Component data from apps and pages
>>>

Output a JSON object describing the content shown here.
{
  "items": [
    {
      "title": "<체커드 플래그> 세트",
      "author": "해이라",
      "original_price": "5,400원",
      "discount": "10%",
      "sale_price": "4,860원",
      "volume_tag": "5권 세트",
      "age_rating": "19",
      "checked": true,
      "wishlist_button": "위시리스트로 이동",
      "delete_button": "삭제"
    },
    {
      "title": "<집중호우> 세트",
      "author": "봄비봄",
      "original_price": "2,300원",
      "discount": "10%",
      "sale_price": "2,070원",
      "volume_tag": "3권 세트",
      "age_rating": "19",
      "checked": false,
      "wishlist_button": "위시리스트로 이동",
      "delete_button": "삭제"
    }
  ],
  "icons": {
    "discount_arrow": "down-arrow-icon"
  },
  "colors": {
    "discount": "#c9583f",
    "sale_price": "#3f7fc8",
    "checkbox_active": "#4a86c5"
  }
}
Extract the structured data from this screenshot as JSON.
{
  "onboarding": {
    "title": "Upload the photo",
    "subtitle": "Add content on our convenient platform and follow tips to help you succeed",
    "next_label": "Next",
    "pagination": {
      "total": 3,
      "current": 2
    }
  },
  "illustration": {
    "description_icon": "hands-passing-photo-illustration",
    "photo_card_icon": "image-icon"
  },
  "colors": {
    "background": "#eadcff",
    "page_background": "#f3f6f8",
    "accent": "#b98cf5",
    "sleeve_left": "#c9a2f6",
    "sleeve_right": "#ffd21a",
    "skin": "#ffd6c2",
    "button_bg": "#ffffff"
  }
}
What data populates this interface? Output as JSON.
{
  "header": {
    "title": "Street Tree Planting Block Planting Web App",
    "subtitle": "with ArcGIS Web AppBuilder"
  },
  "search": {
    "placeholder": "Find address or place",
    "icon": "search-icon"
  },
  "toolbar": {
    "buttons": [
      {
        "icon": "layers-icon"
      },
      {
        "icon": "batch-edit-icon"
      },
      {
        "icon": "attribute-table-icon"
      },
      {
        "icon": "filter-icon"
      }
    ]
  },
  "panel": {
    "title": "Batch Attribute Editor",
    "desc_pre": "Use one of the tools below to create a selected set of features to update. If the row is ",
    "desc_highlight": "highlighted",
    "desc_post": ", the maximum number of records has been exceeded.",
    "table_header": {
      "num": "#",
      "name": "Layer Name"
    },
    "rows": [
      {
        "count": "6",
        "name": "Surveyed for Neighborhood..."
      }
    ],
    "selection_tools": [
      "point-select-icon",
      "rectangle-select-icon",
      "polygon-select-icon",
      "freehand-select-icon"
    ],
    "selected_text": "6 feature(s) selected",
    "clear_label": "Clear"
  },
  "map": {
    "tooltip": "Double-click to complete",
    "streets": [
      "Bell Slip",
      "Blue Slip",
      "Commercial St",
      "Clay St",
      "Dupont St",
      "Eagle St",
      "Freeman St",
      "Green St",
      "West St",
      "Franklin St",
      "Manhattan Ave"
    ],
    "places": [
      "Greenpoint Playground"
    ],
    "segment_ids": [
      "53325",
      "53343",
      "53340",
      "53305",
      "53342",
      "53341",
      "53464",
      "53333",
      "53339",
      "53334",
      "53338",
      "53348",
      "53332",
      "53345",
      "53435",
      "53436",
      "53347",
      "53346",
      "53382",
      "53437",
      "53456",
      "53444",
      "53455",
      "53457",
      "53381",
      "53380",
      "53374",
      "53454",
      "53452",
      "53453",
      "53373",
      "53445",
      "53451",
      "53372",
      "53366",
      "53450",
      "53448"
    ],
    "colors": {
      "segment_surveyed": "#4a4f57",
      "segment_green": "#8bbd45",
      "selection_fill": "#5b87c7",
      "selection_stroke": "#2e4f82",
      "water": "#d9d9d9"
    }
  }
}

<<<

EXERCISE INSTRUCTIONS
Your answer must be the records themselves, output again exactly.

EXERCISE ANSWER
Output a JSON object describing the content shown here.
{
  "items": [
    {
      "title": "<체커드 플래그> 세트",
      "author": "해이라",
      "original_price": "5,400원",
      "discount": "10%",
      "sale_price": "4,860원",
      "volume_tag": "5권 세트",
      "age_rating": "19",
      "checked": true,
      "wishlist_button": "위시리스트로 이동",
      "delete_button": "삭제"
    },
    {
      "title": "<집중호우> 세트",
      "author": "봄비봄",
      "original_price": "2,300원",
      "discount": "10%",
      "sale_price": "2,070원",
      "volume_tag": "3권 세트",
      "age_rating": "19",
      "checked": false,
      "wishlist_button": "위시리스트로 이동",
      "delete_button": "삭제"
    }
  ],
  "icons": {
    "discount_arrow": "down-arrow-icon"
  },
  "colors": {
    "discount": "#c9583f",
    "sale_price": "#3f7fc8",
    "checkbox_active": "#4a86c5"
  }
}
Extract the structured data from this screenshot as JSON.
{
  "onboarding": {
    "title": "Upload the photo",
    "subtitle": "Add content on our convenient platform and follow tips to help you succeed",
    "next_label": "Next",
    "pagination": {
      "total": 3,
      "current": 2
    }
  },
  "illustration": {
    "description_icon": "hands-passing-photo-illustration",
    "photo_card_icon": "image-icon"
  },
  "colors": {
    "background": "#eadcff",
    "page_background": "#f3f6f8",
    "accent": "#b98cf5",
    "sleeve_left": "#c9a2f6",
    "sleeve_right": "#ffd21a",
    "skin": "#ffd6c2",
    "button_bg": "#ffffff"
  }
}
What data populates this interface? Output as JSON.
{
  "header": {
    "title": "Street Tree Planting Block Planting Web App",
    "subtitle": "with ArcGIS Web AppBuilder"
  },
  "search": {
    "placeholder": "Find address or place",
    "icon": "search-icon"
  },
  "toolbar": {
    "buttons": [
      {
        "icon": "layers-icon"
      },
      {
        "icon": "batch-edit-icon"
      },
      {
        "icon": "attribute-table-icon"
      },
      {
        "icon": "filter-icon"
      }
    ]
  },
  "panel": {
    "title": "Batch Attribute Editor",
    "desc_pre": "Use one of the tools below to create a selected set of features to update. If the row is ",
    "desc_highlight": "highlighted",
    "desc_post": ", the maximum number of records has been exceeded.",
    "table_header": {
      "num": "#",
      "name": "Layer Name"
    },
    "rows": [
      {
        "count": "6",
        "name": "Surveyed for Neighborhood..."
      }
    ],
    "selection_tools": [
      "point-select-icon",
      "rectangle-select-icon",
      "polygon-select-icon",
      "freehand-select-icon"
    ],
    "selected_text": "6 feature(s) selected",
    "clear_label": "Clear"
  },
  "map": {
    "tooltip": "Double-click to complete",
    "streets": [
      "Bell Slip",
      "Blue Slip",
      "Commercial St",
      "Clay St",
      "Dupont St",
      "Eagle St",
      "Freeman St",
      "Green St",
      "West St",
      "Franklin St",
      "Manhattan Ave"
    ],
    "places": [
      "Greenpoint Playground"
    ],
    "segment_ids": [
      "53325",
      "53343",
      "53340",
      "53305",
      "53342",
      "53341",
      "53464",
      "53333",
      "53339",
      "53334",
      "53338",
      "53348",
      "53332",
      "53345",
      "53435",
      "53436",
      "53347",
      "53346",
      "53382",
      "53437",
      "53456",
      "53444",
      "53455",
      "53457",
      "53381",
      "53380",
      "53374",
      "53454",
      "53452",
      "53453",
      "53373",
      "53445",
      "53451",
      "53372",
      "53366",
      "53450",
      "53448"
    ],
    "colors": {
      "segment_surveyed": "#4a4f57",
      "segment_green": "#8bbd45",
      "selection_fill": "#5b87c7",
      "selection_stroke": "#2e4f82",
      "water": "#d9d9d9"
    }
  }
}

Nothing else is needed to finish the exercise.